RIYADH: The holy month of Ramadan is lively at night following Taraweeh prayers.

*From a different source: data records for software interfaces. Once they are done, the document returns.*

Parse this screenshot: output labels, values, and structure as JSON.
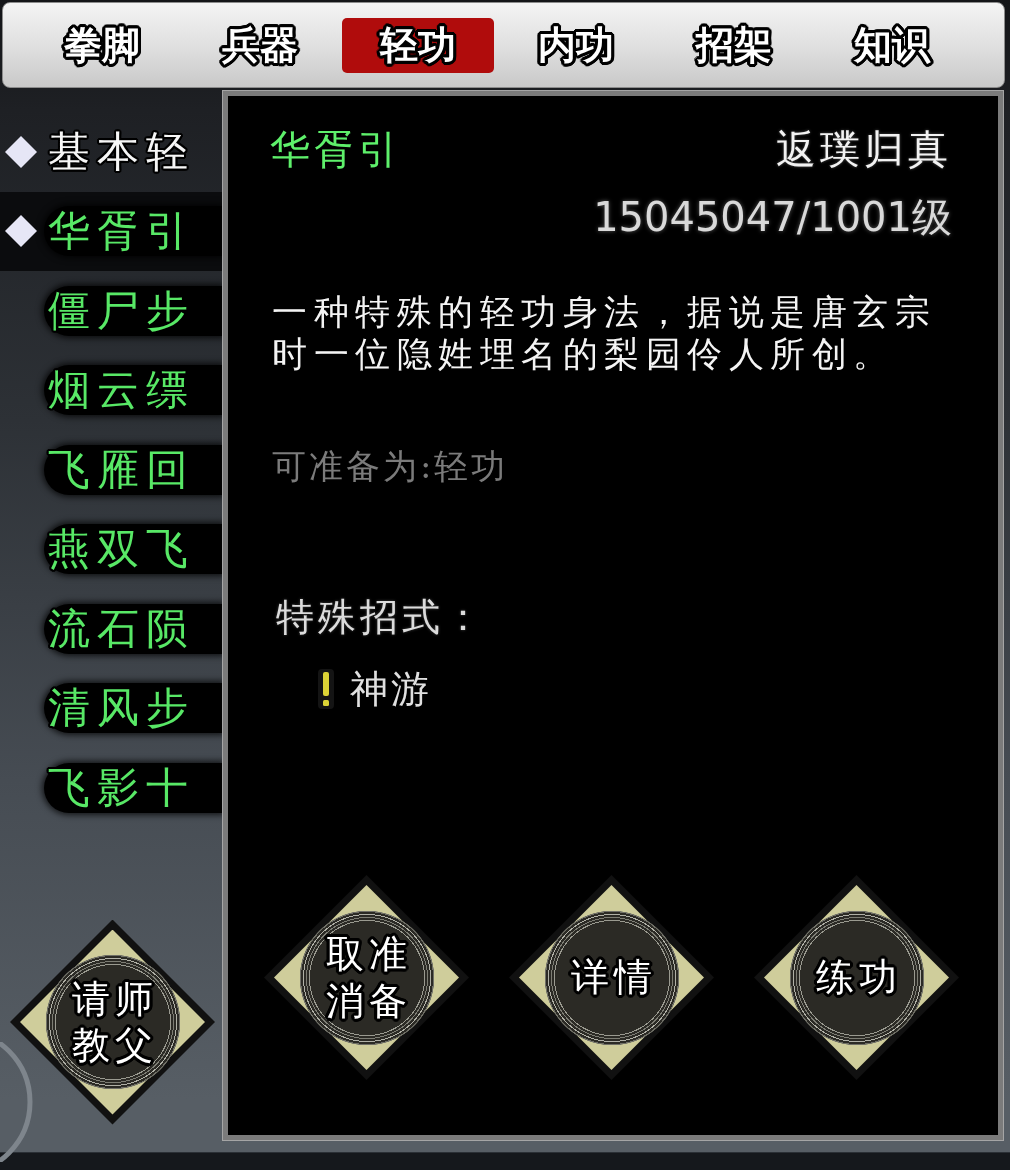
{
  "tabs": [
    {
      "label": "拳脚",
      "selected": false
    },
    {
      "label": "兵器",
      "selected": false
    },
    {
      "label": "轻功",
      "selected": true
    },
    {
      "label": "内功",
      "selected": false
    },
    {
      "label": "招架",
      "selected": false
    },
    {
      "label": "知识",
      "selected": false
    }
  ],
  "skills": [
    {
      "name": "基本轻",
      "kind": "basic",
      "prepared": true,
      "selected": false
    },
    {
      "name": "华胥引",
      "kind": "special",
      "prepared": true,
      "selected": true
    },
    {
      "name": "僵尸步",
      "kind": "special",
      "prepared": false,
      "selected": false
    },
    {
      "name": "烟云缥",
      "kind": "special",
      "prepared": false,
      "selected": false
    },
    {
      "name": "飞雁回",
      "kind": "special",
      "prepared": false,
      "selected": false
    },
    {
      "name": "燕双飞",
      "kind": "special",
      "prepared": false,
      "selected": false
    },
    {
      "name": "流石陨",
      "kind": "special",
      "prepared": false,
      "selected": false
    },
    {
      "name": "清风步",
      "kind": "special",
      "prepared": false,
      "selected": false
    },
    {
      "name": "飞影十",
      "kind": "special",
      "prepared": false,
      "selected": false
    }
  ],
  "master_button": {
    "label": "请教师父"
  },
  "detail": {
    "name": "华胥引",
    "rank": "返璞归真",
    "level": "15045047/1001级",
    "description": "一种特殊的轻功身法，据说是唐玄宗时一位隐姓埋名的梨园伶人所创。",
    "usable_as": "可准备为:轻功",
    "special_moves_title": "特殊招式：",
    "special_moves": [
      {
        "name": "神游"
      }
    ],
    "buttons": [
      {
        "label": "取消准备"
      },
      {
        "label": "详情"
      },
      {
        "label": "练功"
      }
    ]
  }
}
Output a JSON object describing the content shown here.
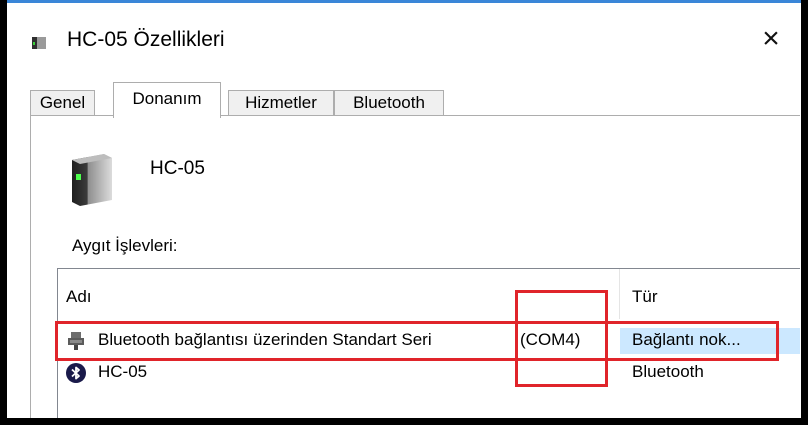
{
  "window": {
    "title": "HC-05 Özellikleri",
    "close_glyph": "×"
  },
  "tabs": [
    {
      "label": "Genel",
      "active": false
    },
    {
      "label": "Donanım",
      "active": true
    },
    {
      "label": "Hizmetler",
      "active": false
    },
    {
      "label": "Bluetooth",
      "active": false
    }
  ],
  "device": {
    "name": "HC-05",
    "icon": "device-icon"
  },
  "functions": {
    "label": "Aygıt İşlevleri:",
    "columns": {
      "name": "Adı",
      "type": "Tür"
    },
    "rows": [
      {
        "name": "Bluetooth bağlantısı üzerinden Standart Seri",
        "port": "(COM4)",
        "type": "Bağlantı nok...",
        "icon": "serial-port-icon",
        "selected": true
      },
      {
        "name": "HC-05",
        "port": "",
        "type": "Bluetooth",
        "icon": "bluetooth-icon",
        "selected": false
      }
    ]
  },
  "colors": {
    "highlight": "#e0242a",
    "selection": "#cce8ff",
    "accent": "#3a86d8"
  }
}
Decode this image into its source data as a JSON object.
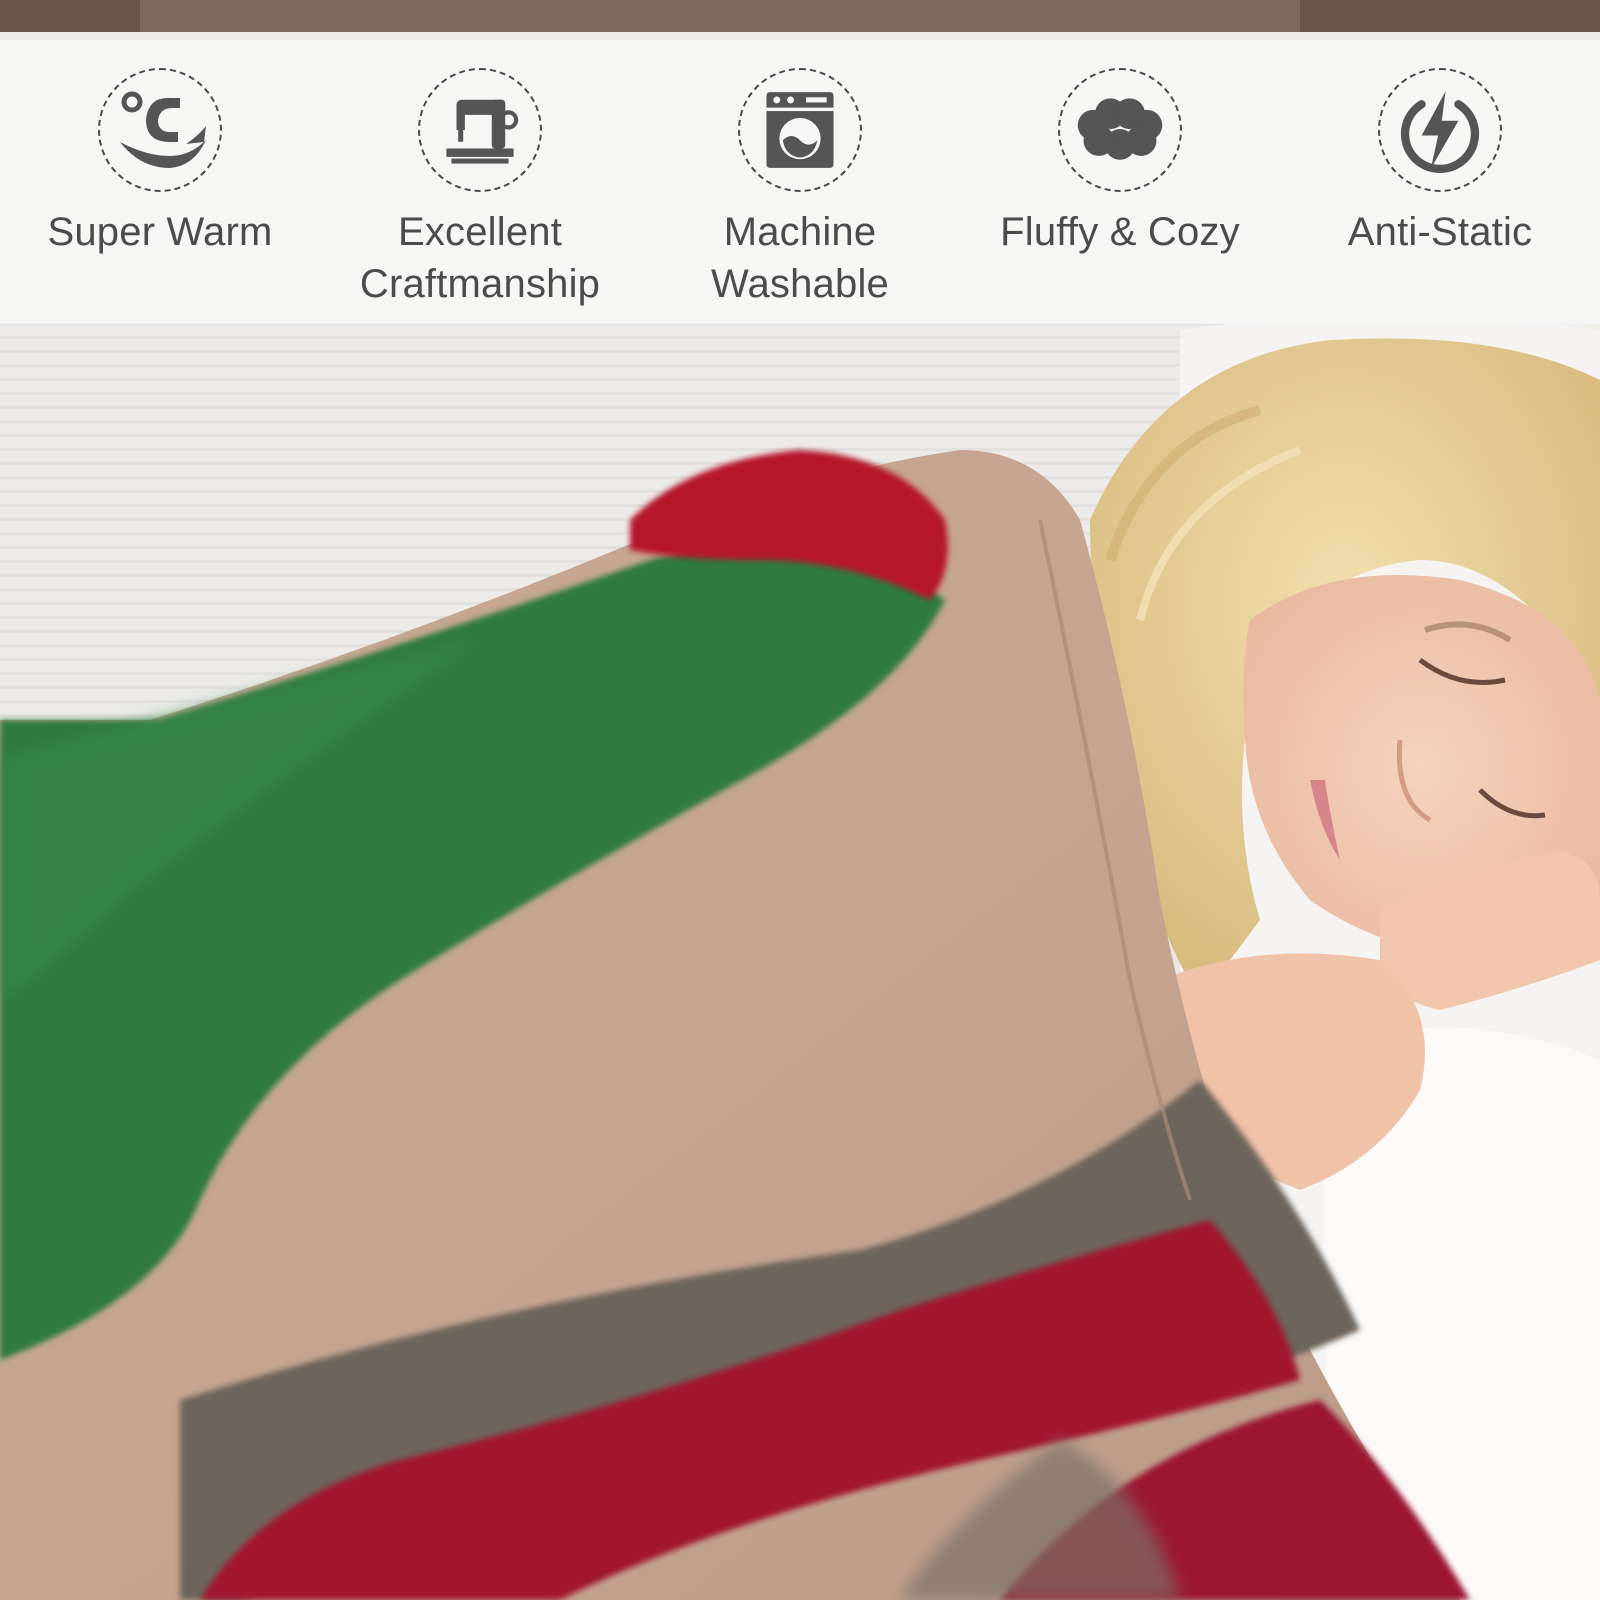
{
  "features": [
    {
      "label": "Super Warm",
      "icon": "warm-icon"
    },
    {
      "label": "Excellent\nCraftmanship",
      "icon": "sewing-machine-icon"
    },
    {
      "label": "Machine\nWashable",
      "icon": "washing-machine-icon"
    },
    {
      "label": "Fluffy & Cozy",
      "icon": "cloud-icon"
    },
    {
      "label": "Anti-Static",
      "icon": "lightning-icon"
    }
  ],
  "colors": {
    "banner": "#f6f6f6",
    "icon": "#555555",
    "text": "#4b4b4b",
    "blanket_beige": "#c8a896",
    "blanket_green": "#2f7a3f",
    "blanket_red": "#b0122a",
    "hair": "#e7cf97",
    "skin": "#f0c8b0",
    "pillow": "#f3f1ef"
  }
}
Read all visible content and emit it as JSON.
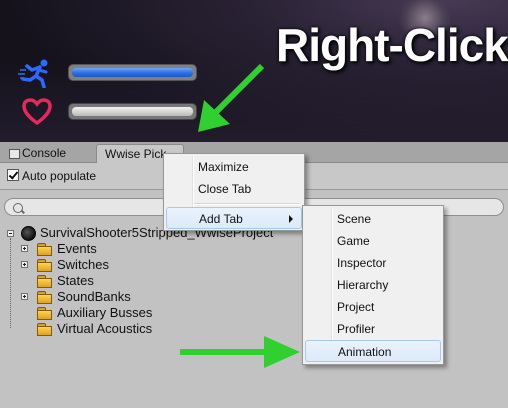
{
  "callout": {
    "text": "Right-Click"
  },
  "hud": {
    "stamina_level": 1.0,
    "health_level": 1.0,
    "stamina_color": "#2d6fe3",
    "health_color": "#e0e0e0",
    "heart_color": "#e8285a",
    "arrow_color": "#2fd02f"
  },
  "tabs": {
    "console": "Console",
    "wwise": "Wwise Pick"
  },
  "toolbar": {
    "auto_populate": "Auto populate",
    "auto_populate_checked": true
  },
  "search": {
    "placeholder": ""
  },
  "tree": {
    "root": "SurvivalShooter5Stripped_WwiseProject",
    "items": [
      {
        "label": "Events",
        "expandable": true
      },
      {
        "label": "Switches",
        "expandable": true
      },
      {
        "label": "States",
        "expandable": false
      },
      {
        "label": "SoundBanks",
        "expandable": true
      },
      {
        "label": "Auxiliary Busses",
        "expandable": false
      },
      {
        "label": "Virtual Acoustics",
        "expandable": false
      }
    ]
  },
  "context_menu": {
    "items": [
      "Maximize",
      "Close Tab"
    ],
    "add_tab": "Add Tab"
  },
  "add_tab_menu": {
    "items": [
      "Scene",
      "Game",
      "Inspector",
      "Hierarchy",
      "Project",
      "Profiler",
      "Animation"
    ],
    "highlighted": "Animation"
  }
}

Nights are turned into days during the month in the industrial area where there is a large concentration of automobile workshops.The industrial areas are well illuminate...
RIYADH: The Saudi man behind the green project that ensured 3,400 trees in Khurais in the Eastern Province for a government firm has been approached by a Kuwaiti oil company for a similar project. “After learning about the project in the Eastern Prov...
RIYADH: A total of 1,300 Gambian pilgrims will come to the Kingdom to perform Haj this year, Ambassador Omar Gibril Sallah said on Thursday.“We hope that the pilgrims will observe the fifth pillar of Islam in peace and harmony and may Allah accept th...
RIYADH: The Saudi Commission for Tourism and National Heritage (SCTNH) and the Disabled Children’s Association (DCA) have launched a traffic safety campaign, to reduce the number of accidents that cause disability.Prince Sultan bin Salman, the SCTNH...
JEDDAH: The holy month of Ramadan is a period when non-Muslim expatriates too abstain from eating, drinking or smoking during the daytime out of respect for Muslims who fast from dawn to dusk and also because it is healthy. The expatriates are also...
A policeman was killed in an anti-terror operation on Friday in the western city of Taif, according to the interior ministry. An exchange of fire resulted in the death of the policeman after a raid to arrest a wanted person, state news agency SPA quo...
RIYADH: Customs authorities at Prince Mohammed bin Abdulaziz International Airport in Madinah have foiled an attempt to smuggle 52,850 Xanax capsules into the country.The drug, an anti-depressant, banned in the Kingdom, was found hidden under the clo...
RIYADH: Custodian of the Two Holy Mosques King Salman has ordered that two men face trial for allegedly insulting the late King Abdullah.Quoting reliable sources, a local online publication said that King Salman has also barred Mohsin Al-Awaji and Ab...

Stay Connected

Facebook